While the concept is well-intentioned, the challenge with this often comes with the employees being willing to make actual lifestyle changes. Making a wellness program work is all about decreasing barriers to its success, one of which is usually motivation and participation by employees.
Here are four ways to help drive participation in wellness initiatives:
1. Make it easy.
- Any tools offered to employees should be simple to use and easy to interrelate into their daily activities. There are several apps for use on smartphones that will help employees to track exercise, diet and other activities to help manage their health and wellness.
- Any educational tips should be kept short and direct. Consider creating or subscribing to a short wellness communication that provides tips and education on various wellness issues, or provide links to resources on a particular topic. “Quick reads” are usually ideal.

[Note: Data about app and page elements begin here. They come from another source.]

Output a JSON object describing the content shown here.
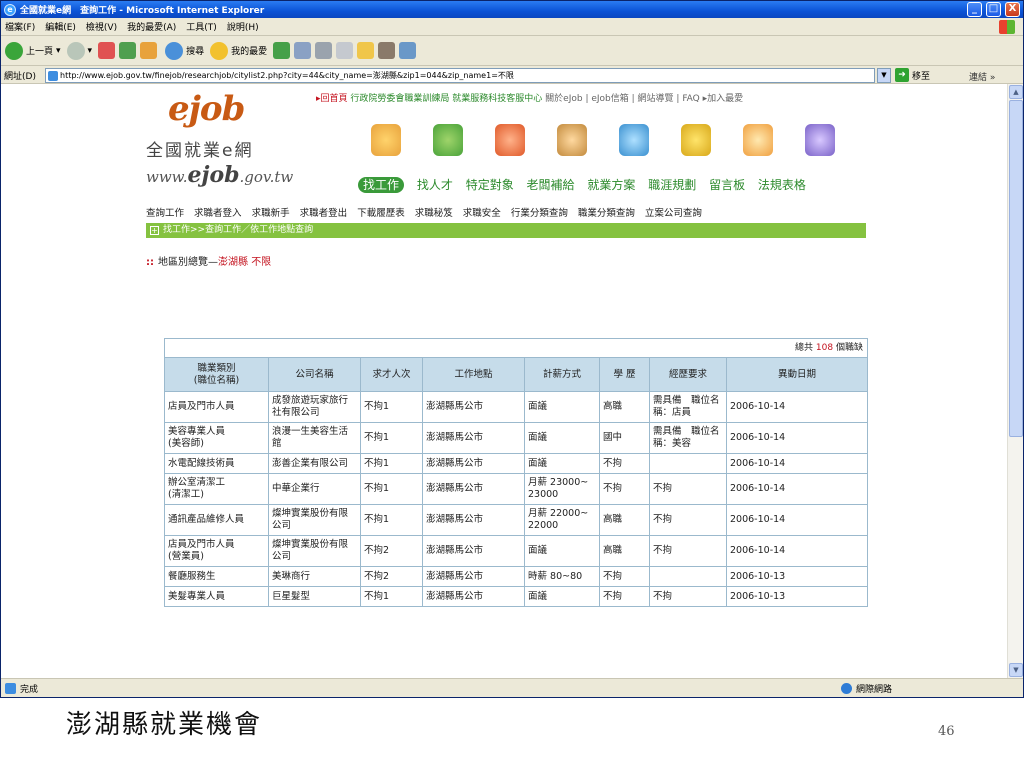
{
  "window": {
    "title": "全國就業e網　查詢工作 - Microsoft Internet Explorer",
    "min": "_",
    "max": "□",
    "close": "X"
  },
  "menu": [
    "檔案(F)",
    "編輯(E)",
    "檢視(V)",
    "我的最愛(A)",
    "工具(T)",
    "說明(H)"
  ],
  "toolbar": {
    "back": "上一頁",
    "search": "搜尋",
    "favorites": "我的最愛"
  },
  "address": {
    "label": "網址(D)",
    "url": "http://www.ejob.gov.tw/finejob/researchjob/citylist2.php?city=44&city_name=澎湖縣&zip1=044&zip_name1=不限",
    "go": "移至",
    "links": "連結 »"
  },
  "status": {
    "text": "完成",
    "zone": "網際網路"
  },
  "site": {
    "logo": "ejob",
    "logo_sub": "全國就業e網",
    "logo_url_pre": "www.",
    "logo_url_main": "ejob",
    "logo_url_post": ".gov.tw",
    "top_home": "▸回首頁",
    "top_org": "行政院勞委會職業訓練局 就業服務科技客服中心",
    "top_about": "關於eJob",
    "top_mail": "eJob信箱",
    "top_map": "網站導覽",
    "top_faq": "FAQ",
    "top_fav": "▸加入最愛",
    "main_nav": [
      "找工作",
      "找人才",
      "特定對象",
      "老闆補給",
      "就業方案",
      "職涯規劃",
      "留言板",
      "法規表格"
    ],
    "sub_nav": [
      "查詢工作",
      "求職者登入",
      "求職新手",
      "求職者登出",
      "下載履歷表",
      "求職秘笈",
      "求職安全",
      "行業分類查詢",
      "職業分類查詢",
      "立案公司查詢"
    ],
    "breadcrumb": "找工作>>查詢工作／依工作地點查詢",
    "breadcrumb_box": "+",
    "region_marker": "::",
    "region_label": "地區別總覽—",
    "region_city": "澎湖縣",
    "region_zip": "不限",
    "total_pre": "總共",
    "total_num": "108",
    "total_post": "個職缺",
    "headers": [
      "職業類別\n(職位名稱)",
      "公司名稱",
      "求才人次",
      "工作地點",
      "計薪方式",
      "學 歷",
      "經歷要求",
      "異動日期"
    ],
    "rows": [
      [
        "店員及門市人員",
        "成發旅遊玩家旅行社有限公司",
        "不拘1",
        "澎湖縣馬公市",
        "面議",
        "高職",
        "需具備　職位名稱：店員",
        "2006-10-14"
      ],
      [
        "美容專業人員\n(美容師)",
        "浪漫一生美容生活館",
        "不拘1",
        "澎湖縣馬公市",
        "面議",
        "國中",
        "需具備　職位名稱：美容",
        "2006-10-14"
      ],
      [
        "水電配線技術員",
        "澎善企業有限公司",
        "不拘1",
        "澎湖縣馬公市",
        "面議",
        "不拘",
        "",
        "2006-10-14"
      ],
      [
        "辦公室清潔工\n(清潔工)",
        "中華企業行",
        "不拘1",
        "澎湖縣馬公市",
        "月薪 23000~\n23000",
        "不拘",
        "不拘",
        "2006-10-14"
      ],
      [
        "通訊產品維修人員",
        "燦坤實業股份有限公司",
        "不拘1",
        "澎湖縣馬公市",
        "月薪 22000~\n22000",
        "高職",
        "不拘",
        "2006-10-14"
      ],
      [
        "店員及門市人員\n(營業員)",
        "燦坤實業股份有限公司",
        "不拘2",
        "澎湖縣馬公市",
        "面議",
        "高職",
        "不拘",
        "2006-10-14"
      ],
      [
        "餐廳服務生",
        "美琳商行",
        "不拘2",
        "澎湖縣馬公市",
        "時薪 80~80",
        "不拘",
        "",
        "2006-10-13"
      ],
      [
        "美髮專業人員",
        "巨星髮型",
        "不拘1",
        "澎湖縣馬公市",
        "面議",
        "不拘",
        "不拘",
        "2006-10-13"
      ]
    ]
  },
  "caption": "澎湖縣就業機會",
  "page_number": "46",
  "colors": {
    "xp_title": "#0b53d6",
    "site_green": "#85c240",
    "nav_green": "#2c8a2c",
    "header_blue": "#c6dcea",
    "accent_red": "#c4131f",
    "logo_orange": "#c85a14"
  }
}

- Offer wellness activities which are accessible and comfortable to relatively all employees. As they go on, the programs can become increasingly challenging, to continue to help employees to reach new levels.
2. Bring it on-site.

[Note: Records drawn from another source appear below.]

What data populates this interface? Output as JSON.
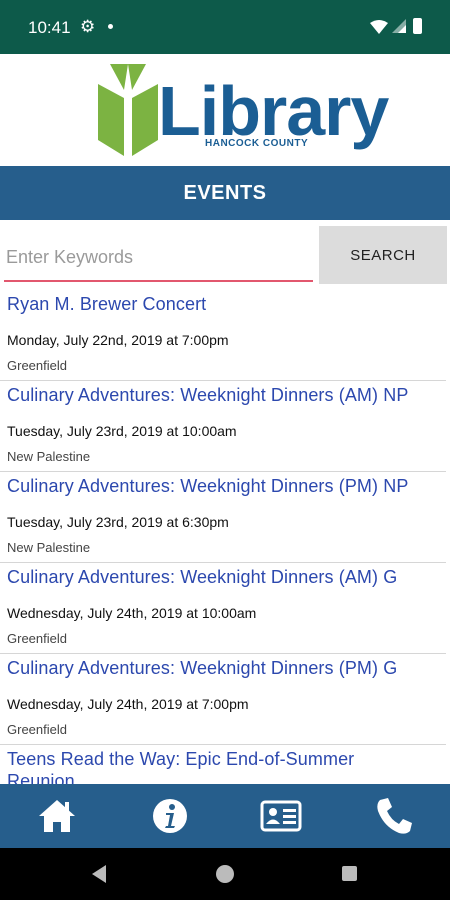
{
  "status_bar": {
    "time": "10:41"
  },
  "logo": {
    "word": "Library",
    "subtitle": "HANCOCK COUNTY"
  },
  "header": {
    "title": "EVENTS"
  },
  "search": {
    "placeholder": "Enter Keywords",
    "value": "",
    "button_label": "SEARCH"
  },
  "events": [
    {
      "title": "Ryan M. Brewer Concert",
      "date": "Monday, July 22nd, 2019 at 7:00pm",
      "location": "Greenfield"
    },
    {
      "title": "Culinary Adventures: Weeknight Dinners (AM) NP",
      "date": "Tuesday, July 23rd, 2019 at 10:00am",
      "location": "New Palestine"
    },
    {
      "title": "Culinary Adventures: Weeknight Dinners (PM) NP",
      "date": "Tuesday, July 23rd, 2019 at 6:30pm",
      "location": "New Palestine"
    },
    {
      "title": "Culinary Adventures: Weeknight Dinners (AM) G",
      "date": "Wednesday, July 24th, 2019 at 10:00am",
      "location": "Greenfield"
    },
    {
      "title": "Culinary Adventures: Weeknight Dinners (PM) G",
      "date": "Wednesday, July 24th, 2019 at 7:00pm",
      "location": "Greenfield"
    },
    {
      "title": "Teens Read the Way: Epic End-of-Summer",
      "title_line2": "Reunion",
      "date": "",
      "location": ""
    }
  ],
  "bottom_nav": [
    {
      "icon": "home-icon"
    },
    {
      "icon": "info-icon"
    },
    {
      "icon": "id-card-icon"
    },
    {
      "icon": "phone-icon"
    }
  ],
  "colors": {
    "status_bar": "#0d5a4a",
    "header": "#265e8c",
    "link": "#2c48ae",
    "logo_green": "#7cb342",
    "logo_blue": "#1b5e94",
    "search_underline": "#e2576e"
  }
}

- Organizations are increasingly bringing health and wellness specialists on-site for their employees to access. These specialists include wellness coaches, nutritionists, physical fitness experts, trainers, therapists, wellness experts, acupuncturists and more.
- On-site fitness and wellness programs, classes, centers, and facilities are also a core part of bringing wellness to the workplace. Employees are more likely to participate in fitness programs that they can access at lunch, during the workday, and directly after or before work.
- Bringing healthy food on-site is another way employers are making healthy habits convenient. Offering free healthy snacks, incentivizing healthy food choices with lower costs in cafeterias, using lunch delivery programs, and replacing vending machine selections with healthier choices, are all common ways employers are providing healthy options on-site.
3. Keep it fun.
- Contests: Offer fun rewards and prizes for progress towards health goals, such as gift cards, trips, and entertainment.
- Creating fun opportunities for employees: A “recess” in the middle of the workday, pick-up sports or games, special interest groups (i.e. biking, walking, etc.)
- By making wellness social, employers find that their staff is more open to being active and has fun doing it. Additionally, these organizations receive an added benefit of improving coworker relationships and teamwork.
4. Integrate the wellness program into work/life.
- “Not having the time” is one of the most frequent reasons that employees do not participate in wellness activities. Lack of time is often related to work/life constraints, workload, and other stressors that work/life programs can reduce.
- Employees are highly receptive to work/life programs, viewing them as supportive to their needs. Thereby, integrating them with wellness initiatives can be advantageous in motivating participation, reducing stress, and helping employees manage their health in a more holistic sense.